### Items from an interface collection
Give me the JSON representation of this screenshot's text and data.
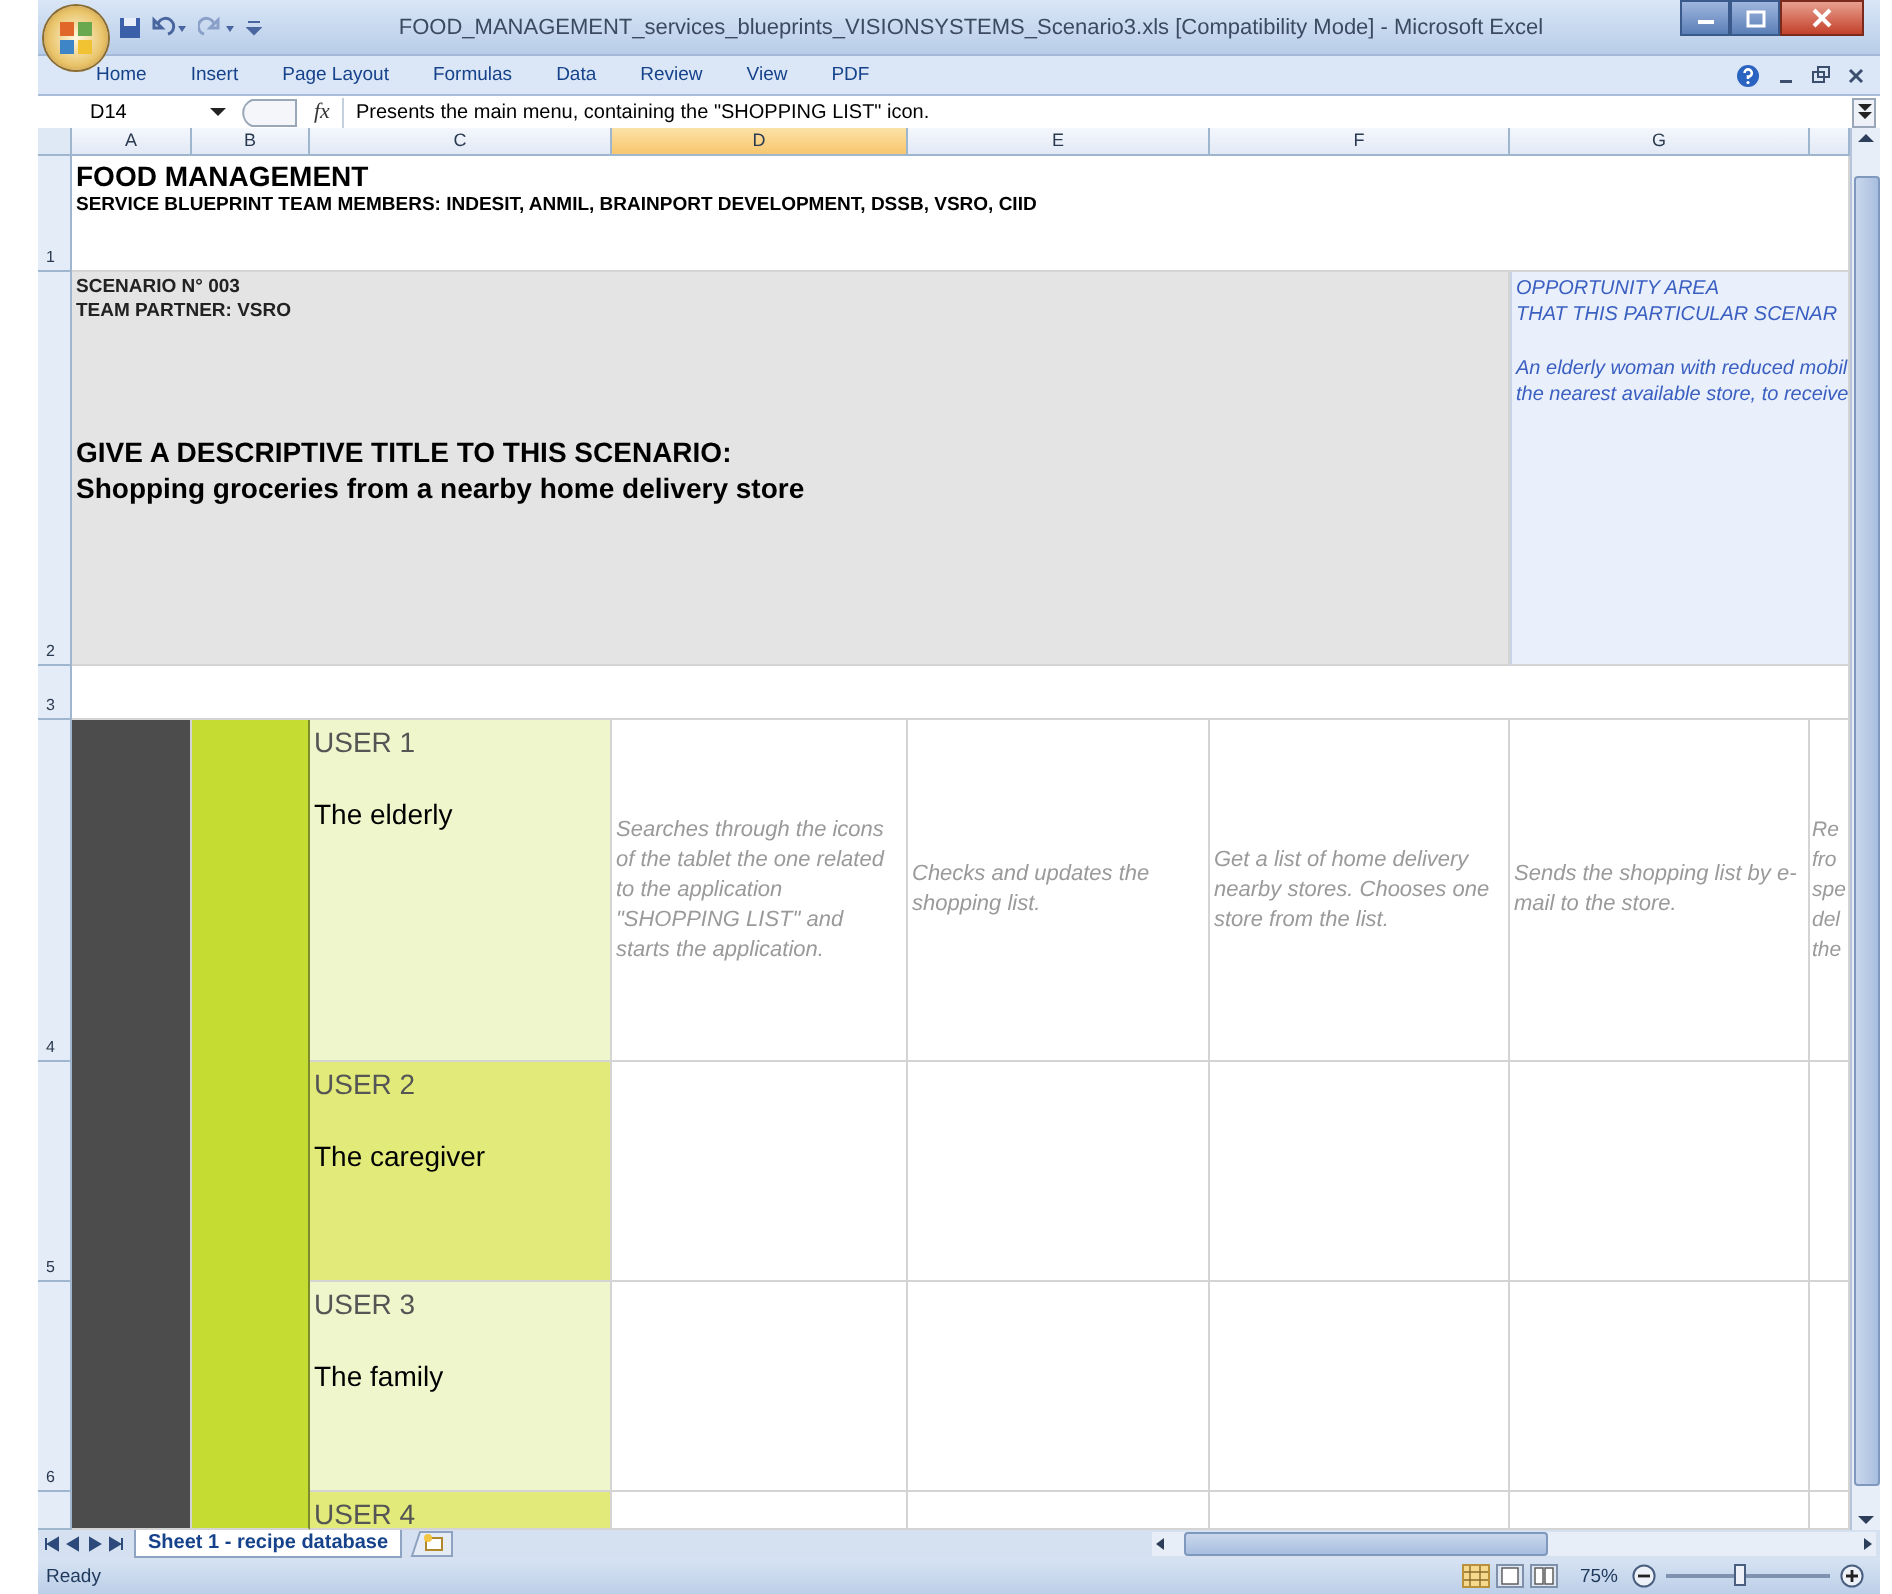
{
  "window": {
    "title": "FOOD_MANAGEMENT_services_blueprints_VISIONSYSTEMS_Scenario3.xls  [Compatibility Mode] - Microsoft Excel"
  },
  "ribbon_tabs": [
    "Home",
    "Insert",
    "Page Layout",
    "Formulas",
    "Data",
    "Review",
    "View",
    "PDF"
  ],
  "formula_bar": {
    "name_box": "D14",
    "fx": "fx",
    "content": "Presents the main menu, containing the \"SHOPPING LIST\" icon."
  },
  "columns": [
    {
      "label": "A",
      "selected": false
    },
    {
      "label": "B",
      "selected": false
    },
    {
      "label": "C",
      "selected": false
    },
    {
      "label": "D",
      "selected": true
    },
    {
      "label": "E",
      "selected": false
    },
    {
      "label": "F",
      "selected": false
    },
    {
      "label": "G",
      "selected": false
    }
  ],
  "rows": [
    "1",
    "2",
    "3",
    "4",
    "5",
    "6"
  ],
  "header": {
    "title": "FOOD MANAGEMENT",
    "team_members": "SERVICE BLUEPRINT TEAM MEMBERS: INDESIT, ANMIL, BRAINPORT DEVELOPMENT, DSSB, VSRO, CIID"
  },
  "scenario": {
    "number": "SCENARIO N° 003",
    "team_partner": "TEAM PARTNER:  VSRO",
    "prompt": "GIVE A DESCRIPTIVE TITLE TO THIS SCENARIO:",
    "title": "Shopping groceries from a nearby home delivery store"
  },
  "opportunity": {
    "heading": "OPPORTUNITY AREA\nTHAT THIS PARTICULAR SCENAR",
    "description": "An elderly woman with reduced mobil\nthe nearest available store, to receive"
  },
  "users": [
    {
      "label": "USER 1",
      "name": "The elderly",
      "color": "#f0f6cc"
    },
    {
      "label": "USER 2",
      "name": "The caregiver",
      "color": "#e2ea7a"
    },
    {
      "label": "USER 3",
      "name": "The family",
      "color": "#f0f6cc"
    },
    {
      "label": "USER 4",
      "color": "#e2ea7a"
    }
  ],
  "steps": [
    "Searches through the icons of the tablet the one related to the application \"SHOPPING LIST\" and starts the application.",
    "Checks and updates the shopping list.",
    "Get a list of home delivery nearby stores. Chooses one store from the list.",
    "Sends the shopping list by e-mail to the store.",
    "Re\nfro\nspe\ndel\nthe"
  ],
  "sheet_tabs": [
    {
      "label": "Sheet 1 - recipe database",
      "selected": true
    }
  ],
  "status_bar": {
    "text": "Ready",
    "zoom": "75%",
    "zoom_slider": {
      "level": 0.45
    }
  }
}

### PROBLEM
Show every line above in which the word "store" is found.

### SOLUTION FOR THIS PROBLEM
    "title": "Shopping groceries from a nearby home delivery store"
    "description": "An elderly woman with reduced mobil\nthe nearest available store, to receive"
    "Get a list of home delivery nearby stores. Chooses one store from the list.",
    "Sends the shopping list by e-mail to the store.",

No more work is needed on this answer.